[EXERCISE DIRECTIONS] Find the word "Строка" in the listing below. Copy every line that has it.

[EXTRACTED ENTRIES]
▽
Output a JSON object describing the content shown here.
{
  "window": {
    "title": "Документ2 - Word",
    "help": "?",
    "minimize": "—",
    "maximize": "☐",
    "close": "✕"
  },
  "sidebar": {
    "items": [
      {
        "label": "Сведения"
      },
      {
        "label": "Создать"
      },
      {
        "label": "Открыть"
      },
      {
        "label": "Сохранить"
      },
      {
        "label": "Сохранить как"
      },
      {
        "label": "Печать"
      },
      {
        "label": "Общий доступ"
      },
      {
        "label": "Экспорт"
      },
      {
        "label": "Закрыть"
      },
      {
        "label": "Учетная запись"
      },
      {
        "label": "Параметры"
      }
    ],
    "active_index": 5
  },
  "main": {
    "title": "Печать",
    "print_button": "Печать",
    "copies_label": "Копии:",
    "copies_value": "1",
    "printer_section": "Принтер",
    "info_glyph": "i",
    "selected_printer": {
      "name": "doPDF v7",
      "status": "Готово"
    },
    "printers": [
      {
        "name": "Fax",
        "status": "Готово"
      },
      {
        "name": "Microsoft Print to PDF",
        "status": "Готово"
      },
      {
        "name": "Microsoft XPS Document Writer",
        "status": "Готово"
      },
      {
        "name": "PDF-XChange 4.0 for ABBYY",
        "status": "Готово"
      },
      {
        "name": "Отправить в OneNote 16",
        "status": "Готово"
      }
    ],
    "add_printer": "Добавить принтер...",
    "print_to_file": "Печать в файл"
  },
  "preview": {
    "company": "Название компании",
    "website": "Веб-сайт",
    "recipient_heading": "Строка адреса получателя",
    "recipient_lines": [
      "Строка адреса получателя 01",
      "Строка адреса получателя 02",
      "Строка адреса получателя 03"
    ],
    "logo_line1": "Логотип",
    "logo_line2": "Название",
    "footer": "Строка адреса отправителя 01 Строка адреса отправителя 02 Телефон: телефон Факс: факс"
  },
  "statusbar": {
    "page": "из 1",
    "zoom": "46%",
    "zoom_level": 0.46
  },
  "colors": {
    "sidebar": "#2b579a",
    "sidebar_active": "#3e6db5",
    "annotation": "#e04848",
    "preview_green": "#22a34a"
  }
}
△
[RESULT OF THE EXERCISE]
    "recipient_heading": "Строка адреса получателя",
      "Строка адреса получателя 01",
      "Строка адреса получателя 02",
      "Строка адреса получателя 03"
    "footer": "Строка адреса отправителя 01 Строка адреса отправителя 02 Телефон: телефон Факс: факс"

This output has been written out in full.